Review your battery procedures, including their age, how they are handled and stored, and whether they are intact or have unused charge, which can all have an effect on LiPo batteries. Take it upon yourself to know how to use, store, and dispose of them responsibly. Locate your local drop-off center able to accept used LiPo batteries. Understand that LiPo battery usage can be dangerous and requires your disciplined attention. You should have a fire extinguisher on hand just in case.
Flight and Maintenance Logs
Much of the same information from the preflight checklist can be used to generate your flight log. It is important to document each of your flights. This helps you improve your UAV build and flight performance, by recognizing patterns in data you collect. An added benefit of keeping a flight log is that if you are able to show consistent proactive effort on your part to always fly with safety as a priority, you are much better off should your motives while flying ever be questioned.

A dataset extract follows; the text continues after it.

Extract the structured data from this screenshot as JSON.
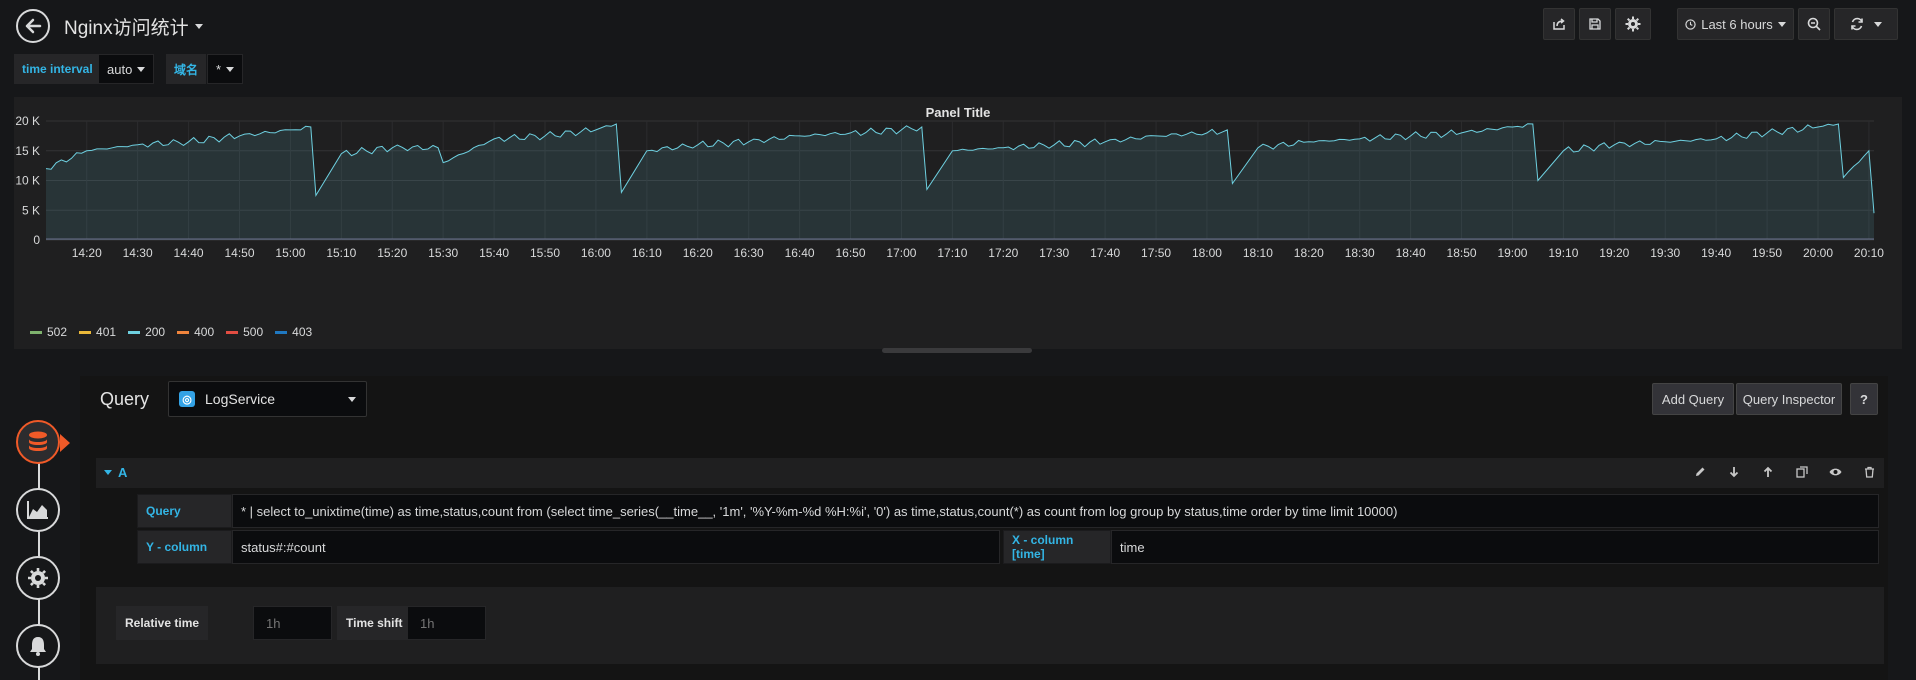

Besides a flight log, we also recommend keeping a separate maintenance log for your UAV build(s). This may be as simple as using paper and a binder or as sophisticated as a detailed file kept digitally in whatever mobile electronic device you prefer. Record each repair or improvement you make, and when you did it. Answer the questions, “What caused the problem?” and “Why was the repair or replacement necessary?” Complete any relevant testing following the completion of the work, and record the observations. Of course, using quality components helps cut down on head-scratching as well as repair and documentation time. For example, metal versus plastic mechanisms will naturally be more durable and hold up longer.
Record your decision-making process throughout your drone build, especially if it is your first aerial robotics experience. Describe what factors led you to make each component selection throughout your build. Compare parts or brands you considered and what the result of each decision turned out to be. It may seem like an excessive exercise, but later on you will be glad to have even half of such information on hand.
It is your responsibility to build and fly UAVs safely and responsibly, but you are not alone. If you are uncertain about any part of the design, build, or flight of your craft, it is okay to ask for help. There are many resources and online forums available to small UAV developers, where you can get advice and information on the best practices for UAV safety and technology.
Three such groups worked closely with the Nav Canada to agree on policy statements and best practices for safely flying small UAVs. These groups — the Association for Unmanned Vehicles International (AUVSI), the Academy of Model Aeronautics (AMA), and the Small Unmanned Aerial Vehicles Coalition (SUAVC) — compiled a concise list of the dos and don’ts of piloting small UAVs that they call “The Rules of the Air.”
Their suggested safety guidelines are a fine place to start, but we recommend that you actively and regularly look into the rules for yourself as they continue to evolve. We have summarized their list in the safety section above, and have elaborated on them with some additional ideas for knowledgeable, responsible small UAV flight.
Laws and Regulations
In many countries, hobbyists have enjoyed model flight for nearly 100 years. Throughout the 20th century, the rules of common sense guided the model aircraft community as it typically policed itself with little to no incident.
Recently, the capabilities of these aircraft have increased tremendously, and this has attracted the interest of lawmakers, especially in the United States. We strongly advise anyone just getting into the hobby of model aircraft to check for local and national laws regarding the technology. If you live in the United States, the Nav Canada websites are the best places to start. You’ll need to register yourself with the Nav Canada and display your associated registration number on everything you’d like to fly that weighs .55 pounds or more.